THE PROBLEM: For the word "accent", count the lines of the listing that contain it and give only the count.
◇ ◇ ◇ ◇
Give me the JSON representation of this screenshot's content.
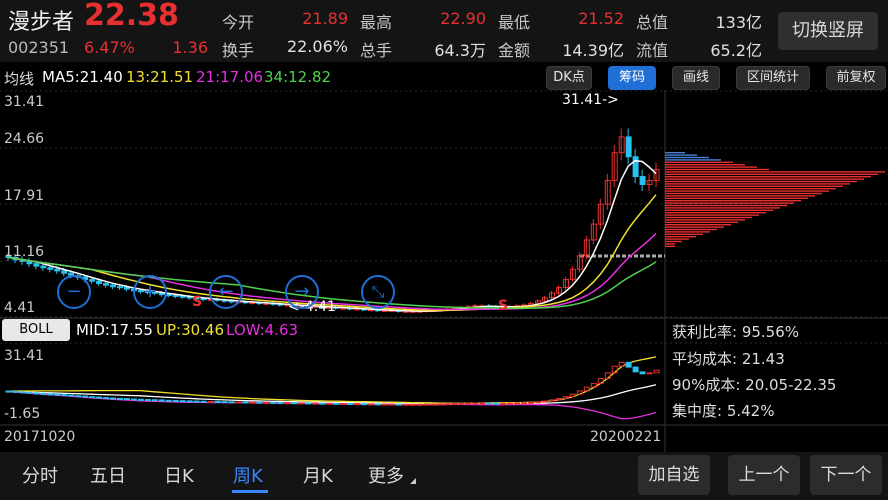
{
  "stock": {
    "name": "漫步者",
    "price": "22.38",
    "code": "002351",
    "change_pct": "6.47%",
    "change_amt": "1.36"
  },
  "quote": {
    "open_label": "今开",
    "open": "21.89",
    "high_label": "最高",
    "high": "22.90",
    "low_label": "最低",
    "low": "21.52",
    "mcap_label": "总值",
    "mcap": "133亿",
    "turnover_label": "换手",
    "turnover": "22.06%",
    "vol_label": "总手",
    "vol": "64.3万",
    "amount_label": "金额",
    "amount": "14.39亿",
    "float_label": "流值",
    "float": "65.2亿"
  },
  "switch_button": "切换竖屏",
  "ma": {
    "label": "均线",
    "ma5": "MA5:21.40",
    "ma13": "13:21.51",
    "ma21": "21:17.06",
    "ma34": "34:12.82"
  },
  "toolbar": {
    "dk": "DK点",
    "chips": "筹码",
    "draw": "画线",
    "interval": "区间统计",
    "adjust": "前复权"
  },
  "price_axis": [
    "31.41",
    "24.66",
    "17.91",
    "11.16",
    "4.41"
  ],
  "annotations": {
    "high_mark": "31.41->",
    "low_mark": "<-4.41",
    "s1": "S",
    "s2": "S"
  },
  "boll": {
    "label": "BOLL",
    "mid": "MID:17.55",
    "up": "UP:30.46",
    "low": "LOW:4.63"
  },
  "boll_axis": [
    "31.41",
    "-1.65"
  ],
  "chip_info": {
    "profit": "获利比率: 95.56%",
    "avg": "平均成本: 21.43",
    "range90": "90%成本: 20.05-22.35",
    "concentration": "集中度: 5.42%"
  },
  "dates": {
    "start": "20171020",
    "end": "20200221"
  },
  "tabs": [
    "分时",
    "五日",
    "日K",
    "周K",
    "月K",
    "更多"
  ],
  "active_tab": "周K",
  "actions": {
    "add": "加自选",
    "prev": "上一个",
    "next": "下一个"
  },
  "colors": {
    "up": "#e83030",
    "down": "#27c2ee",
    "ma5": "#ffffff",
    "ma13": "#f2e12a",
    "ma21": "#e52fe0",
    "ma34": "#4fd34f",
    "accent": "#1f6fd6"
  },
  "chart_data": {
    "type": "candlestick",
    "period": "weekly",
    "x_range": [
      "20171020",
      "20200221"
    ],
    "ylim": [
      4.41,
      31.41
    ],
    "close_series": [
      11.3,
      11.0,
      10.8,
      10.5,
      10.2,
      10.0,
      9.8,
      9.6,
      9.3,
      9.0,
      8.8,
      8.5,
      8.3,
      8.0,
      7.8,
      7.6,
      7.5,
      7.3,
      7.1,
      7.0,
      6.9,
      6.8,
      6.6,
      6.5,
      6.4,
      6.3,
      6.2,
      6.1,
      6.0,
      6.0,
      5.9,
      5.8,
      5.7,
      5.7,
      5.6,
      5.6,
      5.5,
      5.5,
      5.4,
      5.3,
      5.3,
      5.2,
      5.2,
      5.1,
      5.1,
      5.0,
      5.0,
      4.9,
      4.9,
      4.8,
      4.8,
      4.7,
      4.7,
      4.6,
      4.6,
      4.6,
      4.5,
      4.5,
      4.5,
      4.5,
      4.6,
      4.6,
      4.7,
      4.8,
      4.9,
      5.0,
      5.1,
      5.2,
      5.2,
      5.1,
      5.0,
      5.0,
      5.1,
      5.2,
      5.3,
      5.5,
      5.8,
      6.2,
      6.8,
      7.5,
      8.5,
      9.8,
      11.5,
      13.5,
      15.5,
      18.0,
      21.0,
      24.5,
      26.5,
      24.0,
      21.5,
      20.5,
      21.0,
      22.38
    ],
    "ma5_last": 21.4,
    "ma13_last": 21.51,
    "ma21_last": 17.06,
    "ma34_last": 12.82,
    "boll": {
      "mid": 17.55,
      "up": 30.46,
      "low": 4.63
    },
    "boll_ylim": [
      -1.65,
      31.41
    ]
  }
}
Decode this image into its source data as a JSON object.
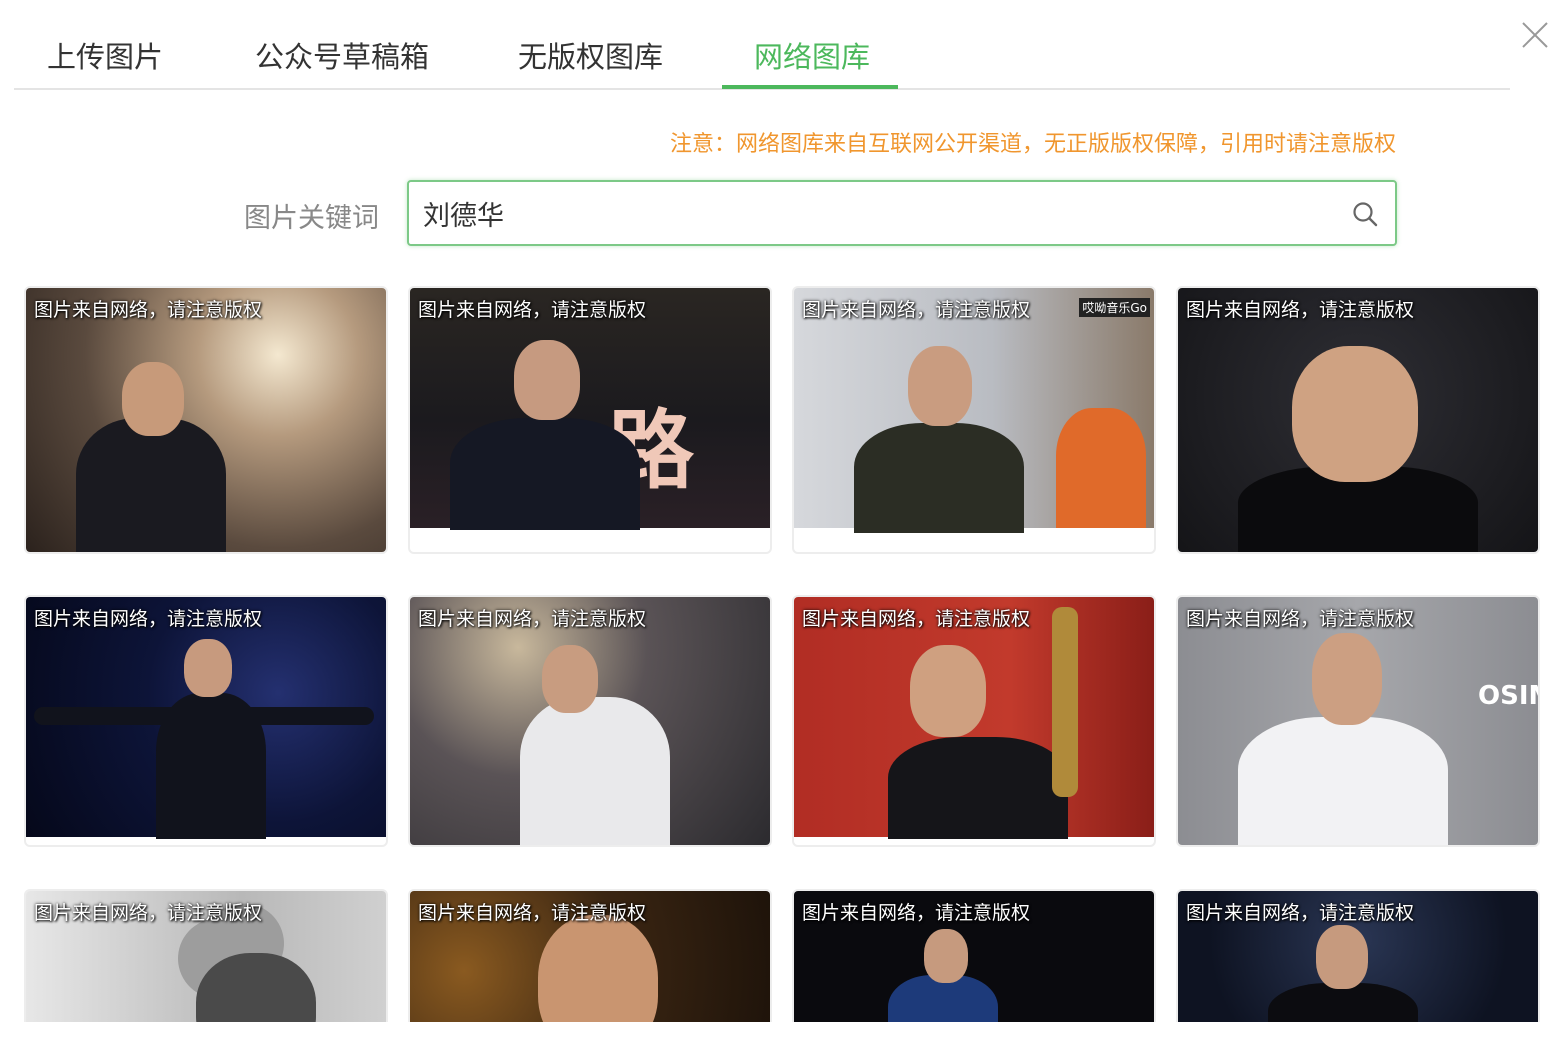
{
  "tabs": [
    {
      "label": "上传图片"
    },
    {
      "label": "公众号草稿箱"
    },
    {
      "label": "无版权图库"
    },
    {
      "label": "网络图库"
    }
  ],
  "active_tab": "网络图库",
  "notice": "注意：网络图库来自互联网公开渠道，无正版版权保障，引用时请注意版权",
  "search": {
    "label": "图片关键词",
    "value": "刘德华"
  },
  "images": [
    {
      "caption": "图片来自网络，请注意版权",
      "bg": "#6b5b4d"
    },
    {
      "caption": "图片来自网络，请注意版权",
      "bg": "#1f1d22",
      "overlay_text": "路"
    },
    {
      "caption": "图片来自网络，请注意版权",
      "bg": "#c9ccd1",
      "watermark": "哎呦音乐Go"
    },
    {
      "caption": "图片来自网络，请注意版权",
      "bg": "#1c1c1f"
    },
    {
      "caption": "图片来自网络，请注意版权",
      "bg": "#0c1230"
    },
    {
      "caption": "图片来自网络，请注意版权",
      "bg": "#3b3a3c"
    },
    {
      "caption": "图片来自网络，请注意版权",
      "bg": "#a8261f"
    },
    {
      "caption": "图片来自网络，请注意版权",
      "bg": "#9a9b9f",
      "overlay_text": "OSIM*"
    },
    {
      "caption": "图片来自网络，请注意版权",
      "bg": "#d9d9d9"
    },
    {
      "caption": "图片来自网络，请注意版权",
      "bg": "#3a2712"
    },
    {
      "caption": "图片来自网络，请注意版权",
      "bg": "#0b0b10"
    },
    {
      "caption": "图片来自网络，请注意版权",
      "bg": "#0f1320"
    }
  ],
  "colors": {
    "accent": "#4cb85c",
    "notice": "#f0962e"
  }
}
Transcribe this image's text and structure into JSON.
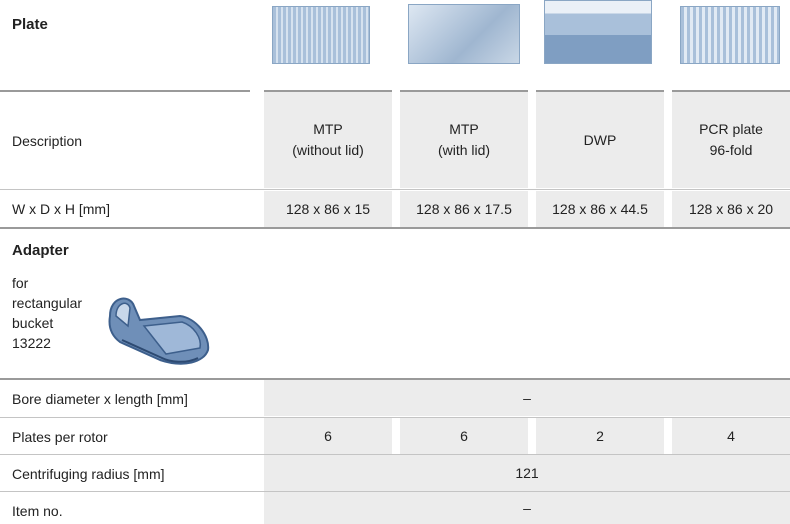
{
  "plate": {
    "heading": "Plate",
    "columns": [
      {
        "type": "MTP",
        "detail": "(without lid)",
        "dimensions": "128 x 86 x 15",
        "image": "mtp-plate-image"
      },
      {
        "type": "MTP",
        "detail": "(with lid)",
        "dimensions": "128 x 86 x 17.5",
        "image": "mtp-lid-plate-image"
      },
      {
        "type": "DWP",
        "detail": "",
        "dimensions": "128 x 86 x 44.5",
        "image": "dwp-plate-image"
      },
      {
        "type": "PCR plate",
        "detail": "96-fold",
        "dimensions": "128 x 86 x 20",
        "image": "pcr-plate-image"
      }
    ],
    "description_label": "Description",
    "dimensions_label": "W x D x H [mm]"
  },
  "adapter": {
    "heading": "Adapter",
    "for_label_lines": [
      "for",
      "rectangular",
      "bucket",
      "13222"
    ],
    "image": "bucket-adapter-image",
    "bore_label": "Bore diameter x length [mm]",
    "bore_value": "–",
    "plates_label": "Plates per rotor",
    "plates_values": [
      "6",
      "6",
      "2",
      "4"
    ],
    "radius_label": "Centrifuging radius [mm]",
    "radius_value": "121",
    "item_label": "Item no.",
    "item_value": "–"
  },
  "colors": {
    "cell_bg": "#ececec",
    "plate_blue": "#9fb8d4",
    "rule": "#9a9a9a"
  }
}
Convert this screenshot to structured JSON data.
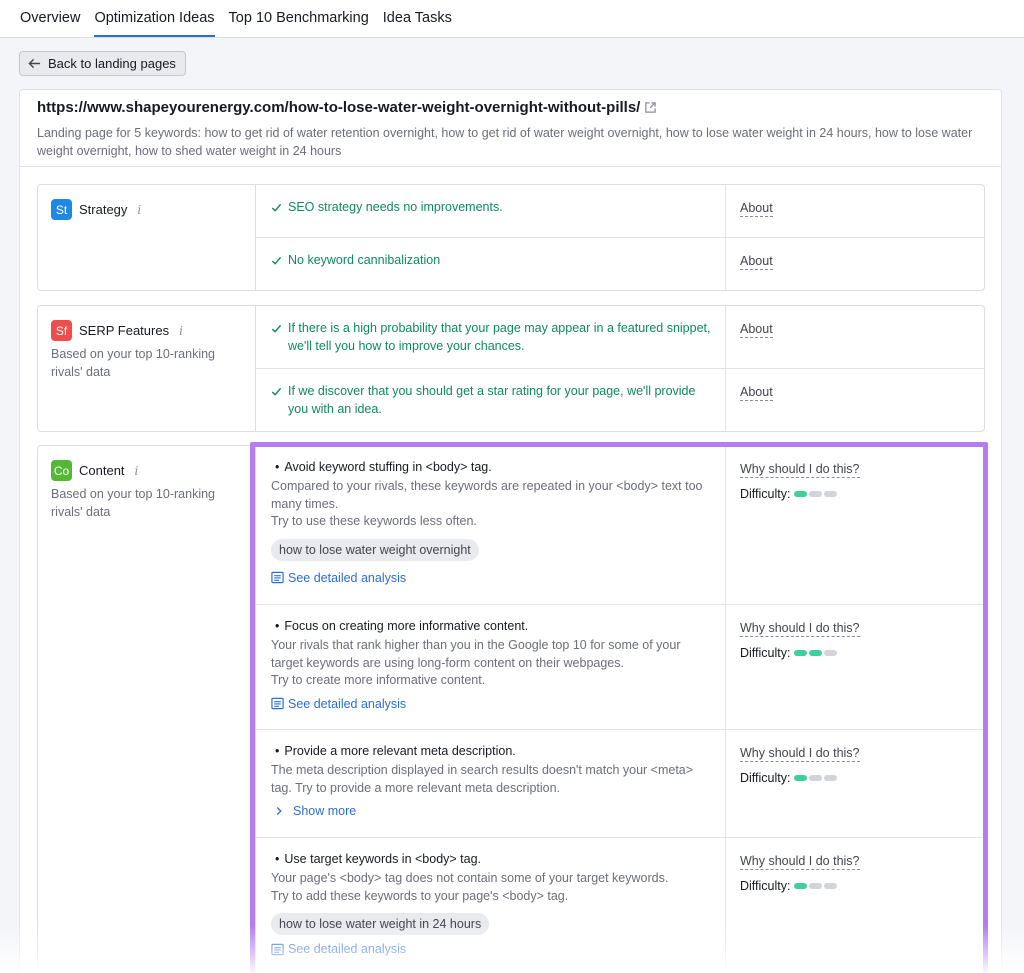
{
  "tabs": [
    {
      "label": "Overview",
      "active": false
    },
    {
      "label": "Optimization Ideas",
      "active": true
    },
    {
      "label": "Top 10 Benchmarking",
      "active": false
    },
    {
      "label": "Idea Tasks",
      "active": false
    }
  ],
  "back_button": "Back to landing pages",
  "page": {
    "url": "https://www.shapeyourenergy.com/how-to-lose-water-weight-overnight-without-pills/",
    "description": "Landing page for 5 keywords: how to get rid of water retention overnight, how to get rid of water weight overnight, how to lose water weight in 24 hours, how to lose water weight overnight, how to shed water weight in 24 hours"
  },
  "strategy": {
    "badge": "St",
    "badge_color": "#1e88e5",
    "title": "Strategy",
    "rows": [
      {
        "text": "SEO strategy needs no improvements.",
        "link": "About"
      },
      {
        "text": "No keyword cannibalization",
        "link": "About"
      }
    ]
  },
  "serp": {
    "badge": "Sf",
    "badge_color": "#ef4d4d",
    "title": "SERP Features",
    "subtitle": "Based on your top 10-ranking rivals' data",
    "rows": [
      {
        "text": "If there is a high probability that your page may appear in a featured snippet, we'll tell you how to improve your chances.",
        "link": "About"
      },
      {
        "text": "If we discover that you should get a star rating for your page, we'll provide you with an idea.",
        "link": "About"
      }
    ]
  },
  "content": {
    "badge": "Co",
    "badge_color": "#54b836",
    "title": "Content",
    "subtitle": "Based on your top 10-ranking rivals' data",
    "ideas": [
      {
        "title": "Avoid keyword stuffing in <body> tag.",
        "body": "Compared to your rivals, these keywords are repeated in your <body> text too many times.",
        "body2": "Try to use these keywords less often.",
        "chip": "how to lose water weight overnight",
        "link": "See detailed analysis",
        "why": "Why should I do this?",
        "difficulty_label": "Difficulty:",
        "difficulty": 1
      },
      {
        "title": "Focus on creating more informative content.",
        "body": "Your rivals that rank higher than you in the Google top 10 for some of your target keywords are using long-form content on their webpages.",
        "body2": "Try to create more informative content.",
        "link": "See detailed analysis",
        "why": "Why should I do this?",
        "difficulty_label": "Difficulty:",
        "difficulty": 2
      },
      {
        "title": "Provide a more relevant meta description.",
        "body": "The meta description displayed in search results doesn't match your <meta> tag. Try to provide a more relevant meta description.",
        "link": "Show more",
        "why": "Why should I do this?",
        "difficulty_label": "Difficulty:",
        "difficulty": 1
      },
      {
        "title": "Use target keywords in <body> tag.",
        "body": "Your page's <body> tag does not contain some of your target keywords.",
        "body2": "Try to add these keywords to your page's <body> tag.",
        "chip": "how to lose water weight in 24 hours",
        "link": "See detailed analysis",
        "why": "Why should I do this?",
        "difficulty_label": "Difficulty:",
        "difficulty": 1
      }
    ]
  },
  "colors": {
    "accent": "#2b6fd6",
    "success": "#0f8a5f",
    "highlight": "#b57df0",
    "difficulty_on": "#3ecf9a"
  }
}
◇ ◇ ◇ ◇
RESPONSE TO THIS TASK: 3